By my middle grade years in the 1980’s, I lived in terror of the cold war turning hot. The day Mount Saint Helens blew, I saw the mushroom cloud and thought first of the Soviets, before I remembered that I lived near an active volcano.
In college I roomed, briefly, with a Slavic Studies major. She spoke wistfully of the glory days of the U.S.S.R., and threw back vodka shots. I was not an imbiber back then, but two decades on – now that life has had its capricious way with me – I require the occasional therapeutic cocktail.
The other night I was at my friend Kirstin’s, hoping for just such a therapeutic intervention, when she announced she was making Moscow Mules. I hid my skepticism. This is the friend who vaccinates my cat, assembles any furniture we buy that comes in more than two parts, and helped me bury a raccoon. That’s like sharing the womb.
Two ounces of whiskey, twelve of Q brand ginger beer, (the most bitey and least sweet available) and a few generous squeezes of lime later and I was generously reconsidering my complicated relationship with world’s largest country. I fancied I had discovered the secret to Koschei’s powers of rejuvenation. But hold on: whiskey? That didn’t sound right, (though it tasted right) and a quick consultation with Bon Appetit revealed that Moscow Mules are traditionally made with (naturally) vodka.
And so a new drink was born: Kiki-B’s Klipspringer.* This is a woman who had a horse named after her once, and this drink – as she pointed out – is the workhorse of summer libation. No steeping or squeezing, no macerating, muddling or masticating required. Pour, pour some more, give a barely muscular squeeze of lime, and you’ve arrived. It’s summer, it’s hot, and we must conserve our energy in case there are more raccoons to inter.
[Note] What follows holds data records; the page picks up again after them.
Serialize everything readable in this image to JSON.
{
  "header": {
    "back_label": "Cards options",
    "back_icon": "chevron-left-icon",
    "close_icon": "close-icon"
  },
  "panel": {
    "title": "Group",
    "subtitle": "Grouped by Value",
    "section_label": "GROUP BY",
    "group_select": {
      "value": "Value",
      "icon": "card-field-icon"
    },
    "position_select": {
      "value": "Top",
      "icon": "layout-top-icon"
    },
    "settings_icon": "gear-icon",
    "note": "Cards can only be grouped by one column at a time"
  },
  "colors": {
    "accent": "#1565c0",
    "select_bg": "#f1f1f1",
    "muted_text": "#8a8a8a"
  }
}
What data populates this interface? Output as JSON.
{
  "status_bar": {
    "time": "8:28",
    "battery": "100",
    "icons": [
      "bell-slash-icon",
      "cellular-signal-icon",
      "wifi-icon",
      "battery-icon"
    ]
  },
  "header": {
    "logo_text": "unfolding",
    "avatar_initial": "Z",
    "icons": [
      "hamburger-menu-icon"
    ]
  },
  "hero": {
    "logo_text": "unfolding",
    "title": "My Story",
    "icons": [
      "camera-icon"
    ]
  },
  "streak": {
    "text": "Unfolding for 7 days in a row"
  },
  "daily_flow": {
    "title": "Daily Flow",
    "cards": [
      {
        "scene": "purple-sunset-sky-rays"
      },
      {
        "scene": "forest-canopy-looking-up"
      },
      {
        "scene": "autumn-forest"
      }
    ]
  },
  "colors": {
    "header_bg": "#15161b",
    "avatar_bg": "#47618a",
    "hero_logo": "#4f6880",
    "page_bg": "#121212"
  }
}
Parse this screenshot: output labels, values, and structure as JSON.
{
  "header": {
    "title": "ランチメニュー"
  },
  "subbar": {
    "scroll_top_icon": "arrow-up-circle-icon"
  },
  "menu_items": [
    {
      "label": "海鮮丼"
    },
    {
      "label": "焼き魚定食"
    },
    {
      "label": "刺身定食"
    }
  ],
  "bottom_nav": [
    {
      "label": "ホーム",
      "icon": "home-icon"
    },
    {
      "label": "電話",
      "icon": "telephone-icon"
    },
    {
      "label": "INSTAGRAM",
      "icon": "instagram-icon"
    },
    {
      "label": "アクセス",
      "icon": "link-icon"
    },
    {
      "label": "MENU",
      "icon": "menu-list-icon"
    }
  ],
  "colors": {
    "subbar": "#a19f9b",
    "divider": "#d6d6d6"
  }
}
We can only hope.
*The Klipspringer is a spry little antelope that resides at the Cape of Good Hope.